When you build a deck from your ideas you are also expressing your individuality within the game of Magic. You are saying, “I know there are already great decks out there, but this is the deck I want to play. These are the cards I think are good. This is how I want to play Magic.” When you express your individuality you are adding your own unique voice to those around you.
Championing your deck can help build self-confidence. When you take your idea and make it public you will have to debate its merits, discuss its drawbacks, make use of constructive feedback and deal with the poor grammar and ill-conceived thoughts of trolls. This is true in Magic, as it is true with any new idea in every field of pursuit.
Brew to Connect
“When you are attached to a new deck the game becomes more fun, at least for me, because you stay more focused and it gives you a feeling of connection with the game.”
– Jesse Smith
Building a new deck is a social thing. Whether you are a casual player talking about a deck with friends or a competitive one working with a team, collaboration is a key to success. The deck building process connects people with a common interest together with a common goal.
When I asked Travis Woo about his Green Summer deck he credited “dozens of readers and players who helped tell me which interactions were not pulling their weight and which interactions were insane.” Jesse Smith frequently fine tunes his deck ideas with the help of his Twitter followers and stream viewers. These are the types of interactions that don’t necessarily happen otherwise. They lead to relationships that would not have existed.
Earlier this week I polled the Magic Community on this topic via Twitter. I asked three questions, the two I have not yet discussed provide some insight on how the respondents play Magic:
A further breakdown of the results:
- 75% of Casual players consider themselves deck brewers (or rogues for life)
- 40% of Semi-Competitive players are brewers, 26% start with a proven deck and give it a twist and 34% just make minor adjustments
- 16% of Tournament Regulars brew their own decks, 32% do the twist, and 52% make minor adjustments

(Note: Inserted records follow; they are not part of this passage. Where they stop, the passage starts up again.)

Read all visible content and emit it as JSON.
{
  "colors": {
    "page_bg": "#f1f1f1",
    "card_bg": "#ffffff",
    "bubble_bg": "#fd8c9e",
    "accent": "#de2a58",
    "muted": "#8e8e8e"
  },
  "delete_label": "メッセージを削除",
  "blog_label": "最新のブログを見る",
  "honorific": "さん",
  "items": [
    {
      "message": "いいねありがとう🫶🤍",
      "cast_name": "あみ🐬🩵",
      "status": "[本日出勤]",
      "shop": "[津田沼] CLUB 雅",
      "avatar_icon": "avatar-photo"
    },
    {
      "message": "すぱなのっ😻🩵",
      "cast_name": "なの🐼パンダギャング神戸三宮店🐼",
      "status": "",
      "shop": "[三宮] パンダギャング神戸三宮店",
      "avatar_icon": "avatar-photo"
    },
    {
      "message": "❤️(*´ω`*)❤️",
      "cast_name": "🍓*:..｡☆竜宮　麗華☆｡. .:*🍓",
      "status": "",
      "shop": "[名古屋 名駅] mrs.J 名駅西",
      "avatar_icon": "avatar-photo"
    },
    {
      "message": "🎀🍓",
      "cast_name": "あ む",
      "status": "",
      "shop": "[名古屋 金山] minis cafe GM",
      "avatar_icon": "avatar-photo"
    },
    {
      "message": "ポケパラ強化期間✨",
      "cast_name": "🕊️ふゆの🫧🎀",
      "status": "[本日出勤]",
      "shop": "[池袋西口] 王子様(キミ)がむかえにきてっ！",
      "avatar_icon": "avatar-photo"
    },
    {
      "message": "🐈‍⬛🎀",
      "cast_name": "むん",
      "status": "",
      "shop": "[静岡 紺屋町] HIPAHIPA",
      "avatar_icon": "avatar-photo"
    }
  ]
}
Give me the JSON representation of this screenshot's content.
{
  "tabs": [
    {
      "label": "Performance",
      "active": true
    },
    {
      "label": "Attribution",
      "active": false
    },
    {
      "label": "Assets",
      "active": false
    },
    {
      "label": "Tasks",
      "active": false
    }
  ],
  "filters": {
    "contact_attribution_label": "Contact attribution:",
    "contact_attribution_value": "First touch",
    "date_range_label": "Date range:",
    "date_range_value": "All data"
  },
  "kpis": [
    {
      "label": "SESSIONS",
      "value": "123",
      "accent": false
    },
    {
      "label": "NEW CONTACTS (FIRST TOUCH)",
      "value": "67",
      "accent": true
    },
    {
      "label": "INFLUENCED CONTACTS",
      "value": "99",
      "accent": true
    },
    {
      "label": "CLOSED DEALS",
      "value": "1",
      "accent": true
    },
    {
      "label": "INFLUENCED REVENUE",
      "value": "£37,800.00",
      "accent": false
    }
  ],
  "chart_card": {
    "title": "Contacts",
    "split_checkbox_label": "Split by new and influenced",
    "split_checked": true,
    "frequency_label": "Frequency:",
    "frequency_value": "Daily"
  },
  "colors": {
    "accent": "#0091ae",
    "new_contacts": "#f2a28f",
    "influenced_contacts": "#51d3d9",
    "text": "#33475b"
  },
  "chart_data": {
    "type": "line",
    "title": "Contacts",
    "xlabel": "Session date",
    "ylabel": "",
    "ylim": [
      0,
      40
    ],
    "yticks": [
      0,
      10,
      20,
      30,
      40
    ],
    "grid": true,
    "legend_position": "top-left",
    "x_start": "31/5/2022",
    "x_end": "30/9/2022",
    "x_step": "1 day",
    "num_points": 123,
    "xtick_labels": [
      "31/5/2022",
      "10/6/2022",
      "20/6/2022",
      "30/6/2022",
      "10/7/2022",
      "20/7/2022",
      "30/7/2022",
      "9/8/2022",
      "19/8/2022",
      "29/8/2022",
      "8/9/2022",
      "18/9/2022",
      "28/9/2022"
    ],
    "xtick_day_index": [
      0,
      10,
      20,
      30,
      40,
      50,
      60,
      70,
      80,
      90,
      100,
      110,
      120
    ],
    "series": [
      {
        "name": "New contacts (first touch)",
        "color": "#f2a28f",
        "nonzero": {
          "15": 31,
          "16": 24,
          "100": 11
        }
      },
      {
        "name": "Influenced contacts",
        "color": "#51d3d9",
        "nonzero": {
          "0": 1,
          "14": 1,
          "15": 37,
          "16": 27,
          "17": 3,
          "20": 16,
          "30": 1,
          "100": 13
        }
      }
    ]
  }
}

As players become more competitive they are less likely to brew their own decks. This makes sense as the greater the size of the meta-game you competing in, the more time and effort is required to build a new deck. There are still innovators at every level, those willing to put their ideas to the test. Who will have the next great idea?
Nick Vigabool (@MrVigabool)